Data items

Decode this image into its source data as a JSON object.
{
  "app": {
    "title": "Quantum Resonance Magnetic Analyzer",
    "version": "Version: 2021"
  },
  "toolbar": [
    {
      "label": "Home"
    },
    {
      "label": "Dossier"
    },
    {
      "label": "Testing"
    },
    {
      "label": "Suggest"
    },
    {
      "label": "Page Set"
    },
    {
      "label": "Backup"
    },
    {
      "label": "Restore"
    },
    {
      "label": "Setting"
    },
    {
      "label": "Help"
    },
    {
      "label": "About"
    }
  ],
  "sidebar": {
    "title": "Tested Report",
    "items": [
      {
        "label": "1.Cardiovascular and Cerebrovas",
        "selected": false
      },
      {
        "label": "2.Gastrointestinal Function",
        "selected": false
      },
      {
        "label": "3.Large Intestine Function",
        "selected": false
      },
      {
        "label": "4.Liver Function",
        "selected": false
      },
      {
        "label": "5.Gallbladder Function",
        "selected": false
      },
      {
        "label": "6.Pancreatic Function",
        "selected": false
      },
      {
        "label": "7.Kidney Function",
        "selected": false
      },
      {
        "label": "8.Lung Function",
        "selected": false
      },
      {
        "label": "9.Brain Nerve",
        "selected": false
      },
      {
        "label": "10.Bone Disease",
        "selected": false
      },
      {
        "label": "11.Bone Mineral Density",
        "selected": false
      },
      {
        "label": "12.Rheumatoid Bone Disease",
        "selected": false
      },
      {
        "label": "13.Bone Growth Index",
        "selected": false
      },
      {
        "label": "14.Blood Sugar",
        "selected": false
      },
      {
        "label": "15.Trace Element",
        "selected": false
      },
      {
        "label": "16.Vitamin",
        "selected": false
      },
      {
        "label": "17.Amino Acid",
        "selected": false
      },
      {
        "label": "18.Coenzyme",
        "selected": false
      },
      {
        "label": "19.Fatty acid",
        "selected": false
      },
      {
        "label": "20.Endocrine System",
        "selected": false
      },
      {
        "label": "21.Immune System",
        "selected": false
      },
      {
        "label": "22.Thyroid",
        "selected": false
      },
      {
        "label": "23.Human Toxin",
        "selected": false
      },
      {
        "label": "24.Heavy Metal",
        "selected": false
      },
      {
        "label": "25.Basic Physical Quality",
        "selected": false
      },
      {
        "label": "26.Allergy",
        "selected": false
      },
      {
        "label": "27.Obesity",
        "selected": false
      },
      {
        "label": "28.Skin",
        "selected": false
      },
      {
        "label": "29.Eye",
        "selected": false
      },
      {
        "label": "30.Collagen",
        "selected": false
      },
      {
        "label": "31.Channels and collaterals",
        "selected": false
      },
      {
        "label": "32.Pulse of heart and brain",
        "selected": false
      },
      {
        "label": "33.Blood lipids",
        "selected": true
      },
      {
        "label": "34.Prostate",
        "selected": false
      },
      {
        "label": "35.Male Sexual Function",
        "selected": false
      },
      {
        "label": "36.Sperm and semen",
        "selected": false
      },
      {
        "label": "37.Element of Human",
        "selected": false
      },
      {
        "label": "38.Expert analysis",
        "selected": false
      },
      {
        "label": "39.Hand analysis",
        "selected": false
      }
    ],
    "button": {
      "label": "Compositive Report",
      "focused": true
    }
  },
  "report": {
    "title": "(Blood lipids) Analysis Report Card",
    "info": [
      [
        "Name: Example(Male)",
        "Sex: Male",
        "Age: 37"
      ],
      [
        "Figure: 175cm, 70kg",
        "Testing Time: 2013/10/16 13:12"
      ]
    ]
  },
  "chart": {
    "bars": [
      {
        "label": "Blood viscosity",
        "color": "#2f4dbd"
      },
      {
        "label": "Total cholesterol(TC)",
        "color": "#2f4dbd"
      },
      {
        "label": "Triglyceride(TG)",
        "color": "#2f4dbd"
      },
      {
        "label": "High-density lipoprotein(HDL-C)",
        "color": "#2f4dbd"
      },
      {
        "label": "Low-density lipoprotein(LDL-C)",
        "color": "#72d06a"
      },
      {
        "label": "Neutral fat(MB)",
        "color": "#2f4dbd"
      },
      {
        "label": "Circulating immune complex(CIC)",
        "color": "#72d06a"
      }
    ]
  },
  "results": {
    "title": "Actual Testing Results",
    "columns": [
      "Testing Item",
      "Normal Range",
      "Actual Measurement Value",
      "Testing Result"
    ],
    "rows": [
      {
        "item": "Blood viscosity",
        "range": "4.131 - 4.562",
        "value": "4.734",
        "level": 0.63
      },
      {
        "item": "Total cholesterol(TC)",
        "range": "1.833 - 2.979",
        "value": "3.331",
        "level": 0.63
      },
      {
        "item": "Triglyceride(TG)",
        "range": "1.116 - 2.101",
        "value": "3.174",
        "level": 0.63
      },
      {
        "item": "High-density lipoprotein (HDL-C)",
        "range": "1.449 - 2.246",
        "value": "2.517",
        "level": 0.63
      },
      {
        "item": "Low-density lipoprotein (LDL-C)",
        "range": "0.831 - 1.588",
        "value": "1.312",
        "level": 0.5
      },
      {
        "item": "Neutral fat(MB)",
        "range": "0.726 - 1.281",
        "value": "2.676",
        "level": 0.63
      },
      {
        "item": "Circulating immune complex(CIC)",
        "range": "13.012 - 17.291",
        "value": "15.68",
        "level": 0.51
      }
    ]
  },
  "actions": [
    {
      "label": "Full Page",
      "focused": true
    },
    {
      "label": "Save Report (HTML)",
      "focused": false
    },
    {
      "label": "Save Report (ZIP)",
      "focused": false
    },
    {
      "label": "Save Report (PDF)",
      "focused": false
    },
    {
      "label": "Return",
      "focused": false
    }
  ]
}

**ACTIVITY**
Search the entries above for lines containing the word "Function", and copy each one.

**EXERCISE RESULT**
        "label": "2.Gastrointestinal Function",
        "label": "3.Large Intestine Function",
        "label": "4.Liver Function",
        "label": "5.Gallbladder Function",
        "label": "6.Pancreatic Function",
        "label": "7.Kidney Function",
        "label": "8.Lung Function",
        "label": "35.Male Sexual Function",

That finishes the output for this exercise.